▸ To do
Gather each line containing the string "JSON" from these entries.

- - -

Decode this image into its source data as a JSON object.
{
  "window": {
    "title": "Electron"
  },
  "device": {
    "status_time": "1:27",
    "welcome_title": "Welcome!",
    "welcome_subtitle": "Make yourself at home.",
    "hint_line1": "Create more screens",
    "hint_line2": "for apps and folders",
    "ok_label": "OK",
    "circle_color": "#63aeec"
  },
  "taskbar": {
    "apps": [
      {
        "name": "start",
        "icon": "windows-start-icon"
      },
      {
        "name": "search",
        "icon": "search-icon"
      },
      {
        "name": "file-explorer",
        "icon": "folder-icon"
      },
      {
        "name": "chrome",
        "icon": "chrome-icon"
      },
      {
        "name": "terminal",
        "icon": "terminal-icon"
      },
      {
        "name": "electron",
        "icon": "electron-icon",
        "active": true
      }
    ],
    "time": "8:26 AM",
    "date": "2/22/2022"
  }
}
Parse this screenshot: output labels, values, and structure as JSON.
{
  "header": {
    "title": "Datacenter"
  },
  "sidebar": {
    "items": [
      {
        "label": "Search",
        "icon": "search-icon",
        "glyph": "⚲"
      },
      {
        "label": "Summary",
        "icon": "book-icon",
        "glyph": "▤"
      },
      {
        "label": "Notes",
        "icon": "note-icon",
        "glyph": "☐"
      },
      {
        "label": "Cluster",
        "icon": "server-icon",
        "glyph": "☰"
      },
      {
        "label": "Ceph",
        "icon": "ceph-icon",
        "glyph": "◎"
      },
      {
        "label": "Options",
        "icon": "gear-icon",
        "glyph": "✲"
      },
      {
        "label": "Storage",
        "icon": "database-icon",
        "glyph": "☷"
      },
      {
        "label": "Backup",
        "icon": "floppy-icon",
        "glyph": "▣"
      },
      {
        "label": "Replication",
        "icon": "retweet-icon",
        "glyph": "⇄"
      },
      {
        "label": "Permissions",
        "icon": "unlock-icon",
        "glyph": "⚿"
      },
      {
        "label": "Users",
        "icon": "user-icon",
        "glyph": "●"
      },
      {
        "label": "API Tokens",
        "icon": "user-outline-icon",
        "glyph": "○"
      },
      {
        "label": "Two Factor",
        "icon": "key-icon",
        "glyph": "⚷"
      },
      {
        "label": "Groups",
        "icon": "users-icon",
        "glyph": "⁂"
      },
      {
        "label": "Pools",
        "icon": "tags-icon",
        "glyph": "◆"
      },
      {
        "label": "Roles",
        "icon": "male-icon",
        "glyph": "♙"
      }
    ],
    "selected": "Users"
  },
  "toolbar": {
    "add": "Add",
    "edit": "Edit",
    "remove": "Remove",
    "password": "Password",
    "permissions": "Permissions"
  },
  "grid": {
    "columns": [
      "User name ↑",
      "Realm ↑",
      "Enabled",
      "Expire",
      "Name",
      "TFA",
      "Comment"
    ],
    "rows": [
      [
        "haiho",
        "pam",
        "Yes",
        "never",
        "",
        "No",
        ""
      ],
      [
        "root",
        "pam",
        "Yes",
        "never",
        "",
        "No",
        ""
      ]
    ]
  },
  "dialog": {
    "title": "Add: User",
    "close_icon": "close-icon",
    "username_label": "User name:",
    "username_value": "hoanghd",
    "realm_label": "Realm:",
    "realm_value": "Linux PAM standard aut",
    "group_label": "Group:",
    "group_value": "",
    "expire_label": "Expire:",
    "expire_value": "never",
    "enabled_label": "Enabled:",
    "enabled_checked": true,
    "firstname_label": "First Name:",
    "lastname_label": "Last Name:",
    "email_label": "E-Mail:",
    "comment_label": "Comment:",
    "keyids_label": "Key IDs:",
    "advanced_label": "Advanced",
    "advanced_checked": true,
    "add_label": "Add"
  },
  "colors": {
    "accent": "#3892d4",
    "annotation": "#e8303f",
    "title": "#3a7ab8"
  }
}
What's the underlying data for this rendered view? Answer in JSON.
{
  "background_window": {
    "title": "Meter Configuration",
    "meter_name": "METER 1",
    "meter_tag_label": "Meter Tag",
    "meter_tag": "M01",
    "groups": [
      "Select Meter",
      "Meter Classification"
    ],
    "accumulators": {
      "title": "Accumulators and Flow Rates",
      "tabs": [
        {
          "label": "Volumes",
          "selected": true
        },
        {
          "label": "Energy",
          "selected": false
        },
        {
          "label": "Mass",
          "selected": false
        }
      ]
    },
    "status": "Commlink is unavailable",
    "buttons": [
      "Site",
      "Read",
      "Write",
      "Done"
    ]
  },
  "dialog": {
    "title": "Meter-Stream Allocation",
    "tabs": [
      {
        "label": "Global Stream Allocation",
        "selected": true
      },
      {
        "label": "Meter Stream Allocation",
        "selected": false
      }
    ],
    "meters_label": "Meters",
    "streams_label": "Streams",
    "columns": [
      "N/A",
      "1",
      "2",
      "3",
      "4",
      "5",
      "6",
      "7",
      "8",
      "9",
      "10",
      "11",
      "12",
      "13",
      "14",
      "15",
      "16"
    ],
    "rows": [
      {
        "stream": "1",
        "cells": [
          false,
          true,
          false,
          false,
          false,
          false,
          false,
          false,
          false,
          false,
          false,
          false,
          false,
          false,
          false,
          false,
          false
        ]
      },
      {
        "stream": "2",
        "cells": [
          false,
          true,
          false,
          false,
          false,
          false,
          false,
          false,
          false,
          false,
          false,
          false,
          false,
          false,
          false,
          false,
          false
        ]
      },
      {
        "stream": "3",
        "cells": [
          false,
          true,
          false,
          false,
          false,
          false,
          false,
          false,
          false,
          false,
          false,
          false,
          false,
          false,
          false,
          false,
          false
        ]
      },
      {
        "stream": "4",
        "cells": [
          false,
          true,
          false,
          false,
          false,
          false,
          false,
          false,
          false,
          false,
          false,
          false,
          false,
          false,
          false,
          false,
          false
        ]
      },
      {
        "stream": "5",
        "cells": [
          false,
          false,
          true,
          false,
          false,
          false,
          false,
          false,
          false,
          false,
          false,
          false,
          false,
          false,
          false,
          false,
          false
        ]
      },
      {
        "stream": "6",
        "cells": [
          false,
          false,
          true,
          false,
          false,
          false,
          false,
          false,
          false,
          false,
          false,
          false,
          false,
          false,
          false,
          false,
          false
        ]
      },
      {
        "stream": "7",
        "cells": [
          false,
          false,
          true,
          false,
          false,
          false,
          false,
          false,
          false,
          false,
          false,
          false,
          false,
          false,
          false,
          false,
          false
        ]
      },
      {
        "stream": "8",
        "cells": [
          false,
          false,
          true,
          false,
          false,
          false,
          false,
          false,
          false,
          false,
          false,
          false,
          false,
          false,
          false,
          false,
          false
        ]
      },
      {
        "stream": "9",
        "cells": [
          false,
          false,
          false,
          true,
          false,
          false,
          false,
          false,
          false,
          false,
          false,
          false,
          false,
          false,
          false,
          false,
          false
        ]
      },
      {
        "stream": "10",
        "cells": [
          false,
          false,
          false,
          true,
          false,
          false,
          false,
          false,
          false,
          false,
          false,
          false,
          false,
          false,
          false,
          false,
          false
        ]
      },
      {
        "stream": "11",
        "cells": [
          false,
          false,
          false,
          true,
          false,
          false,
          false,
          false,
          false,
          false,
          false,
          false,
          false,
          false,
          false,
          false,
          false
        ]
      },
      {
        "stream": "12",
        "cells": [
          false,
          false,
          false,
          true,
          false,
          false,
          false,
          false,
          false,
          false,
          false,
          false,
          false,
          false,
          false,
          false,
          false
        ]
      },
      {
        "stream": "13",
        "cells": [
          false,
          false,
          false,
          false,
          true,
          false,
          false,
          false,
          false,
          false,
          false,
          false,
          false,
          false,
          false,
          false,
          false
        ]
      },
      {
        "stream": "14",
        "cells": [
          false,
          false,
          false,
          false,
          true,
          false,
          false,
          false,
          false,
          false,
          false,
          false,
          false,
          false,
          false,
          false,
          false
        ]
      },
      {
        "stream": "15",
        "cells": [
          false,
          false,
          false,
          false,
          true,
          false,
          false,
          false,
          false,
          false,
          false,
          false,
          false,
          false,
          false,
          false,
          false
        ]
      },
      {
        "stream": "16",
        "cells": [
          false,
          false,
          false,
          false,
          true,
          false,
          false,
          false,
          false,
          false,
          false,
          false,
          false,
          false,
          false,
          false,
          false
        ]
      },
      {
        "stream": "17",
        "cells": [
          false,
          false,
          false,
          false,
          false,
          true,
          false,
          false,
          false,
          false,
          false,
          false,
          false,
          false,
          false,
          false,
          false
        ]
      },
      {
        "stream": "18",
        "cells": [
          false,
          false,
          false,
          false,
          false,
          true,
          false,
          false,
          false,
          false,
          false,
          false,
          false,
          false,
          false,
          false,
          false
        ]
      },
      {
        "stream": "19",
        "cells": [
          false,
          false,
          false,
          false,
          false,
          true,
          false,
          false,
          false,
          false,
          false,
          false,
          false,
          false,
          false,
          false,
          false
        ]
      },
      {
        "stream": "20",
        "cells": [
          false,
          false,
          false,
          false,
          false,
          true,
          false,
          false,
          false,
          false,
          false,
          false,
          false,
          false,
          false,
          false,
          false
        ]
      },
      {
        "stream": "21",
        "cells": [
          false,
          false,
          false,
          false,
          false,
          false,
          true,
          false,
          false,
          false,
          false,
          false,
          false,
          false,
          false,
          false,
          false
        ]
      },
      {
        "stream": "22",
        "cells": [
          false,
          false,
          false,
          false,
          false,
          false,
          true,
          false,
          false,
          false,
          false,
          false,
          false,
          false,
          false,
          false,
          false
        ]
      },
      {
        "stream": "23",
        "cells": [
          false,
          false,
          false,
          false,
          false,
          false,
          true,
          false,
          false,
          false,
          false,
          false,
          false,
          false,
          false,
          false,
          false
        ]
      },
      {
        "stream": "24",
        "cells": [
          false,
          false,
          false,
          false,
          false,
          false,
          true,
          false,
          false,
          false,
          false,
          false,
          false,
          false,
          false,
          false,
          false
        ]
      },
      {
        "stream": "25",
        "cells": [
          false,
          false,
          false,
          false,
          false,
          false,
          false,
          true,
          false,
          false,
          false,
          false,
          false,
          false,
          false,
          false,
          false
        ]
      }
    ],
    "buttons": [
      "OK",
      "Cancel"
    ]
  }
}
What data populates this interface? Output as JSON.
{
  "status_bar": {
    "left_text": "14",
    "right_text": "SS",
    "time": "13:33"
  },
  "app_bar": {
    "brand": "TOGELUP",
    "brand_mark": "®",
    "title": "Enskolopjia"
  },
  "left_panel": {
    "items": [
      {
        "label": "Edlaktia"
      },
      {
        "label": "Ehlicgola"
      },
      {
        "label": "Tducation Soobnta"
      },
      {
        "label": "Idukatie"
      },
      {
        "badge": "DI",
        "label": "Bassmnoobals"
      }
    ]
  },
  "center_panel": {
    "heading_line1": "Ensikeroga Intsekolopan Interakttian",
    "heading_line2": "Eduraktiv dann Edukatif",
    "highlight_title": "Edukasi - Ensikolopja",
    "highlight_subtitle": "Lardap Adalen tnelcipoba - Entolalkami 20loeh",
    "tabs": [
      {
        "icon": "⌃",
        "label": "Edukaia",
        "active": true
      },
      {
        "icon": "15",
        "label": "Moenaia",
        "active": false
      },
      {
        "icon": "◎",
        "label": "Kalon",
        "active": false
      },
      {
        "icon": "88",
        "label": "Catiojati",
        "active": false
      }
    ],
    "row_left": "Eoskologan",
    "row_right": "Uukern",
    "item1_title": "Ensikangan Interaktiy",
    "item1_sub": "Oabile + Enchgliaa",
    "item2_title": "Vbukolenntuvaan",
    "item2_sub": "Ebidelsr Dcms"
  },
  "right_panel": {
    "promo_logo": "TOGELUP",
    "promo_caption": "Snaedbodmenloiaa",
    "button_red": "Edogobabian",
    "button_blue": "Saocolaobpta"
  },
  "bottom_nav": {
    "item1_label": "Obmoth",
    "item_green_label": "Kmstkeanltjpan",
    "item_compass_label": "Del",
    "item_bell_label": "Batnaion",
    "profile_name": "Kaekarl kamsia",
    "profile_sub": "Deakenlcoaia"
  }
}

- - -

▸ Expected answer
Decode this image into its source data as a JSON object.
Parse this screenshot: output labels, values, and structure as JSON.
What's the underlying data for this rendered view? Answer in JSON.
What data populates this interface? Output as JSON.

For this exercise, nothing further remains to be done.